Sources close to Grapevine within the Central Bank have confirmed that Iceland is going to abandon its age-old love-hate relationship with the króna, and just stop using money altogether.
The króna—long a point of national pride—has also been subject to drastic swings in value after even the tiniest ripples on the global market. Proposals to adopt the euro, and even the Canadian dollar, have never fully panned out, and bankers are officially out of ideas.
“Money is so 2007,” a Central Bank official told us. “Economics is as scientifically accurate as astrology, only not as fun. I’d rather eat my own hands than look at another line graph again. We’re better off going back to barter and trade.” When asked how Iceland intends to trade with other nations without money, the official scoffed: “We’ll use fish or something, I dunno. It’s not my problem anymore. I’m going to learn how to windsurf.”
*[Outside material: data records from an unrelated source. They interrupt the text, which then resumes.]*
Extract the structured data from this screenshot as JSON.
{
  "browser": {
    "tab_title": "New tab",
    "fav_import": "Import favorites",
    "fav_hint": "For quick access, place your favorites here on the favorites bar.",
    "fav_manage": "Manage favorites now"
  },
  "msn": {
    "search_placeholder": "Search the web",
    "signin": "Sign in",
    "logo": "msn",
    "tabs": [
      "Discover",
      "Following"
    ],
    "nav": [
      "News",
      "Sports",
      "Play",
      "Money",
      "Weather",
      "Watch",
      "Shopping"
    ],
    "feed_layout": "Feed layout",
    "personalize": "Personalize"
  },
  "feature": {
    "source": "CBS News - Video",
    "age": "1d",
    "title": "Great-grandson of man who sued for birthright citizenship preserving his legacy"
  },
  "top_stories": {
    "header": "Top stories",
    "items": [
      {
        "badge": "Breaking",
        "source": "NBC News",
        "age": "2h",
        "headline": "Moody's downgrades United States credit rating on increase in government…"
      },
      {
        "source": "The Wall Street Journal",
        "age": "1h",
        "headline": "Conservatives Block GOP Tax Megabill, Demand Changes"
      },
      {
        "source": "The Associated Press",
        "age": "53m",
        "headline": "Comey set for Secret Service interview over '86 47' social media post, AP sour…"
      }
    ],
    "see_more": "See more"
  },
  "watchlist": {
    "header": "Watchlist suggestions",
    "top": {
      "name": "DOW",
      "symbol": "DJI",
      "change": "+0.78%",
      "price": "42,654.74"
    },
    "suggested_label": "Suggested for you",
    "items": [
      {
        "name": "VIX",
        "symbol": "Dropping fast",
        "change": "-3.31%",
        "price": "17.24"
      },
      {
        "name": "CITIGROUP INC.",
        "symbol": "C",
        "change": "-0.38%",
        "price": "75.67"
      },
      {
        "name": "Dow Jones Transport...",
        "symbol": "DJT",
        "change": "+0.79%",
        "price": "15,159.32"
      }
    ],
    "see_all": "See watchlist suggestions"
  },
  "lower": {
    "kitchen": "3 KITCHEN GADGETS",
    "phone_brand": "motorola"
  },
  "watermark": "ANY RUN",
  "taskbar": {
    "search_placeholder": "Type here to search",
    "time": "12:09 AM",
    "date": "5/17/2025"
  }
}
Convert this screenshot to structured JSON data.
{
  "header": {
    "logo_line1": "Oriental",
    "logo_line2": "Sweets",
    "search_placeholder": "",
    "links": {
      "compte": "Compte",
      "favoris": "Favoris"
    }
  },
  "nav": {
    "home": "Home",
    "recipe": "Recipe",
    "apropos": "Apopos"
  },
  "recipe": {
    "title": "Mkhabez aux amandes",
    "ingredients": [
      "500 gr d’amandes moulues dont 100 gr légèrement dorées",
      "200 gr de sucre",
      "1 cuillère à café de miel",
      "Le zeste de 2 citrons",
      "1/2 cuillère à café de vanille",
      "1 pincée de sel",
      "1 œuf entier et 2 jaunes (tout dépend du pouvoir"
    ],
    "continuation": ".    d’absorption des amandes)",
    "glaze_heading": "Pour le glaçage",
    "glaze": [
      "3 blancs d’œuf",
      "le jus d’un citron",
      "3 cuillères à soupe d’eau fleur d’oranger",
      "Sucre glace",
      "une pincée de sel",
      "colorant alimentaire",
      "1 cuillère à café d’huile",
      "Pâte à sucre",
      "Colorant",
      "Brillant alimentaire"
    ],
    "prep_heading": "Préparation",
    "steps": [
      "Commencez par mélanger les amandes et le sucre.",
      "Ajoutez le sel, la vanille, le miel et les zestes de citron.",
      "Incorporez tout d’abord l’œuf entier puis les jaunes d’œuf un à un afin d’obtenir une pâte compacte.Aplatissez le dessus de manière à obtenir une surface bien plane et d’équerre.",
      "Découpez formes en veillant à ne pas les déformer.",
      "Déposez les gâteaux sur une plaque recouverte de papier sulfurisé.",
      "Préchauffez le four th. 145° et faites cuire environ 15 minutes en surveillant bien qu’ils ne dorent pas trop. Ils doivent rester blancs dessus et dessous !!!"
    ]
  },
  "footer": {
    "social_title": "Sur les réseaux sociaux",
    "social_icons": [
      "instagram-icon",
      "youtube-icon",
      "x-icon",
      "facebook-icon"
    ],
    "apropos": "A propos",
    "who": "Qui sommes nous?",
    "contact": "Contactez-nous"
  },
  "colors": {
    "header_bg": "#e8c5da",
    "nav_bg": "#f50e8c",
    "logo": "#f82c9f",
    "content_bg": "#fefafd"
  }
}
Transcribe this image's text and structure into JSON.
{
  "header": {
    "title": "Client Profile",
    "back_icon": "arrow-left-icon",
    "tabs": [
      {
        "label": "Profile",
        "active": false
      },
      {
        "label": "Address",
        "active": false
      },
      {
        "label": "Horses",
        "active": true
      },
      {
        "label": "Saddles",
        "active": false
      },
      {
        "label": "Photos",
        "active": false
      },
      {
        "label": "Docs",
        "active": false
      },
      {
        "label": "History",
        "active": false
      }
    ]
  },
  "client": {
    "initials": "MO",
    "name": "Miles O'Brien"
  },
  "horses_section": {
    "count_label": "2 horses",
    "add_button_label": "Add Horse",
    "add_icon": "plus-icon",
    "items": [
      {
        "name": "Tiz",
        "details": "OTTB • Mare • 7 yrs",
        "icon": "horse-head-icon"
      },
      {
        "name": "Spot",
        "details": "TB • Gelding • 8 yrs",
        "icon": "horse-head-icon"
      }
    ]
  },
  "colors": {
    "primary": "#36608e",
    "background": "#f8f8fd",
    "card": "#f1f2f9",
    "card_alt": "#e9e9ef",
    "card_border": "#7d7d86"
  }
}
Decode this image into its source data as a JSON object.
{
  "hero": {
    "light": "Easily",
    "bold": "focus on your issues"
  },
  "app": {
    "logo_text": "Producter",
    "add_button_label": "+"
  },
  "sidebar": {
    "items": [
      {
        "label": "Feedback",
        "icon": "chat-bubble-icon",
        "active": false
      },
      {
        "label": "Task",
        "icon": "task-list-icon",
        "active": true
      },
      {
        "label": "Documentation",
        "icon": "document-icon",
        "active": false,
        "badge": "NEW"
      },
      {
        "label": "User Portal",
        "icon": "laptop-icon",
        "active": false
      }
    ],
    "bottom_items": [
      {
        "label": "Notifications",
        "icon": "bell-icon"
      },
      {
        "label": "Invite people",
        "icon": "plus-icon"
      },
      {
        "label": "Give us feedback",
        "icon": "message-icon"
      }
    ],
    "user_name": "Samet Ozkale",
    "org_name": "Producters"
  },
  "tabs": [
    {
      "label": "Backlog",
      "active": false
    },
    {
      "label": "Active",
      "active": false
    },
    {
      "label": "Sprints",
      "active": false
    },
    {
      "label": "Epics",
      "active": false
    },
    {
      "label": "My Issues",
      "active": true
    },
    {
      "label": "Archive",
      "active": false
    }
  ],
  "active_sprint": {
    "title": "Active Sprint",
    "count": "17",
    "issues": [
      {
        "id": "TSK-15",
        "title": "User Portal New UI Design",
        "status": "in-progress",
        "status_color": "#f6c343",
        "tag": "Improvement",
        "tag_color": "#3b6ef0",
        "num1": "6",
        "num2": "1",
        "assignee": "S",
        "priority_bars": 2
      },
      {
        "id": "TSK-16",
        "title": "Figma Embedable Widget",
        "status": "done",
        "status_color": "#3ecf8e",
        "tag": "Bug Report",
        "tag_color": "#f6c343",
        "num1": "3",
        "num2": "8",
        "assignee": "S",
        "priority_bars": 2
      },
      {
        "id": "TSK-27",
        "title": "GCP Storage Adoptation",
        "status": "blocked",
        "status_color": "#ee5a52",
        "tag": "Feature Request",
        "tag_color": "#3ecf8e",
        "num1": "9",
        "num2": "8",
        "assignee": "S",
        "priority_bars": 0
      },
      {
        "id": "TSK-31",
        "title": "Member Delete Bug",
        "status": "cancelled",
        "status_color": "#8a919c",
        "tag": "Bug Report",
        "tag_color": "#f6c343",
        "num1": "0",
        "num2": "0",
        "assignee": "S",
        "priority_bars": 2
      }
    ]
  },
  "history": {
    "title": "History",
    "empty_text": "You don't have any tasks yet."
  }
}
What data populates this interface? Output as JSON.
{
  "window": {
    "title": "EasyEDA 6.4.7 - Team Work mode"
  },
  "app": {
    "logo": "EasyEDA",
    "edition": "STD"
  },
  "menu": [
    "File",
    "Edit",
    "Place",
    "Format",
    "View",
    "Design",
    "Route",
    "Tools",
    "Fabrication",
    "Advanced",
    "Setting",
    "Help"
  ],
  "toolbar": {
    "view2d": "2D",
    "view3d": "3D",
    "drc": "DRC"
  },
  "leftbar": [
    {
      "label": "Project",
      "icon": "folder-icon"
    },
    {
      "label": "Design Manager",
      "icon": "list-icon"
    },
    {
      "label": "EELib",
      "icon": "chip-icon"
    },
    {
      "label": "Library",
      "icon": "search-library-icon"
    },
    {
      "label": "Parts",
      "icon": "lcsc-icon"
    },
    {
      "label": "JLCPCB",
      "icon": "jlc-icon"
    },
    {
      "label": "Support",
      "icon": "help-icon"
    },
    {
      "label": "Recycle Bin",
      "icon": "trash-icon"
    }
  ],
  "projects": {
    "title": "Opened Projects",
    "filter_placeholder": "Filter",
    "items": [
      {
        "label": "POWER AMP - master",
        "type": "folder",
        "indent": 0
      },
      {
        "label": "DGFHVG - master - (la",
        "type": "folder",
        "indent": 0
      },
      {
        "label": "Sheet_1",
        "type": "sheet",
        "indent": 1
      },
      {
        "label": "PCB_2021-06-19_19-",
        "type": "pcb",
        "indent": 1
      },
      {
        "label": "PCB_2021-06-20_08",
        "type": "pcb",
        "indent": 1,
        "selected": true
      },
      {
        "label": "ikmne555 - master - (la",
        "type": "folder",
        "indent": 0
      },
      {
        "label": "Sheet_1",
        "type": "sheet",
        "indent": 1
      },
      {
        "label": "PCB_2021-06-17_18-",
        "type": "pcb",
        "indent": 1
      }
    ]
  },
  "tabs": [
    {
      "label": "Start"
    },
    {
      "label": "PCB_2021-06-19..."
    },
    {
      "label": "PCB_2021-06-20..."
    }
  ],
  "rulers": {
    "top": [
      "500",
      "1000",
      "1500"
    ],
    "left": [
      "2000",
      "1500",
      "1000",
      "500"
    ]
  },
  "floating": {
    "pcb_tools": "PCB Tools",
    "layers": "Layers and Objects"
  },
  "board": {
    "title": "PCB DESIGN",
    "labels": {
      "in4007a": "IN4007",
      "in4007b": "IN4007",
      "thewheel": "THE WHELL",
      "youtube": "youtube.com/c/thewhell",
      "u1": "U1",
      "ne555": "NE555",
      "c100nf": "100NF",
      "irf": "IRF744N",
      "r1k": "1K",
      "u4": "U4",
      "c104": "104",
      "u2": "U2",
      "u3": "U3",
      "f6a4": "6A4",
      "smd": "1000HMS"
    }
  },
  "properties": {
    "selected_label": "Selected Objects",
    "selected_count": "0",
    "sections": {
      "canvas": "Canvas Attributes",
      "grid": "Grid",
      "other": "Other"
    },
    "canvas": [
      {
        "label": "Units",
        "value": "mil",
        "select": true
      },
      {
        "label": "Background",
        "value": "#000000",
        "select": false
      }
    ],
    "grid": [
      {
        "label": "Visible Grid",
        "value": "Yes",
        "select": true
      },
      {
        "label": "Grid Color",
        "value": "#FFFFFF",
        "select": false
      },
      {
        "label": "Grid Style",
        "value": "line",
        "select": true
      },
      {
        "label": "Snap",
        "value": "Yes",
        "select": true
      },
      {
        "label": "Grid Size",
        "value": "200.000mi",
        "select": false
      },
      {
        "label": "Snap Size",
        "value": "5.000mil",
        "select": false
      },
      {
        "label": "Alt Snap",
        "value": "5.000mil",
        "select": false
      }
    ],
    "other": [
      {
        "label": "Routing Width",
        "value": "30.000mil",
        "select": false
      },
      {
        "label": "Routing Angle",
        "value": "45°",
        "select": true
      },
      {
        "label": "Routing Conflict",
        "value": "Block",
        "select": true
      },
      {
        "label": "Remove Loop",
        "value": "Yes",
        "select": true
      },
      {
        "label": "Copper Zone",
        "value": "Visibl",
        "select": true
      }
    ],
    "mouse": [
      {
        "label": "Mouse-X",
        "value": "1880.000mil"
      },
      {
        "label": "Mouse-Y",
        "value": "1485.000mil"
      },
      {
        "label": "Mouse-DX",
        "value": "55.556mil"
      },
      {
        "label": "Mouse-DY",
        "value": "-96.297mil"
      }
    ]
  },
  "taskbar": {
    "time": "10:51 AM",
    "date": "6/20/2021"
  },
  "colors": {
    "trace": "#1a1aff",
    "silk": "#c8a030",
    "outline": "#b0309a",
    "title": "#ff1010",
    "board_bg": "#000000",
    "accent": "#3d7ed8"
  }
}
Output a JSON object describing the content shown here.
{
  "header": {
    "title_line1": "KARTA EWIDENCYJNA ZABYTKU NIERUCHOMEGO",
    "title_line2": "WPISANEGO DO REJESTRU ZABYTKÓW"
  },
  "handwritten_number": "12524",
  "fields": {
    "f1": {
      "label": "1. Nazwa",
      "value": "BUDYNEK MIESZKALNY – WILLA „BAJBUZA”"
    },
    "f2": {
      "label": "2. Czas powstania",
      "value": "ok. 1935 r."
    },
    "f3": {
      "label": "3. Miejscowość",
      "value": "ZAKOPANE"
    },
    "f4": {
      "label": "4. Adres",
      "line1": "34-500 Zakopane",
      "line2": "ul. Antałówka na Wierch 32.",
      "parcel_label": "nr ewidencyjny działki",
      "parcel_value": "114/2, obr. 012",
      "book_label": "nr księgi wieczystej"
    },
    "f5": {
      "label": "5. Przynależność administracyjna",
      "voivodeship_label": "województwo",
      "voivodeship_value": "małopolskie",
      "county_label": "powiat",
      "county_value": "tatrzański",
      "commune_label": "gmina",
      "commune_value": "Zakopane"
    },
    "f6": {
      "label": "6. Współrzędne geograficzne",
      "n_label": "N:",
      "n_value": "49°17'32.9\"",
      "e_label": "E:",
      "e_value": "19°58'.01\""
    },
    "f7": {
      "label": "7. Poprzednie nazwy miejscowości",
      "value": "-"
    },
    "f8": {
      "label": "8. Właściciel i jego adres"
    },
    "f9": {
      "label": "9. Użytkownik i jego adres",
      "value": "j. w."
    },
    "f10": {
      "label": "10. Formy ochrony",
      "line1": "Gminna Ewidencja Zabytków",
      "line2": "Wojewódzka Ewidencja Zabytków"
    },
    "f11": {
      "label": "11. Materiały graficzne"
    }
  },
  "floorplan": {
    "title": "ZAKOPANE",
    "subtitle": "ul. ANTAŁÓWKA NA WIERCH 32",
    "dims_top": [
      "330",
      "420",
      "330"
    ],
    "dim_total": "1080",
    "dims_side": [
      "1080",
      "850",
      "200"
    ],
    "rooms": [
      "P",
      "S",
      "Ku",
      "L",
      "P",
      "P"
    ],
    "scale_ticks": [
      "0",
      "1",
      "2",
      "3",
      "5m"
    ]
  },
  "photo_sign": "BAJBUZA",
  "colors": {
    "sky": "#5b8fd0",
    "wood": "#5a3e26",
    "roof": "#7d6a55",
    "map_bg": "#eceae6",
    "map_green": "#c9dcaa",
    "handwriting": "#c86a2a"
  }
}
Tourists to Iceland are advised to bring a supply of commodities that are hard to find in Iceland, in lieu of actual money. These commodities include exotic fruit, reptiles, melatonin and handguns.
Some existing copies of actual paper money will be housed in the National Museum, but the rest will be recycled into confetti for this year’s May Day parade.
DISCLAIMER: This is not a thing that actually happened. Yet.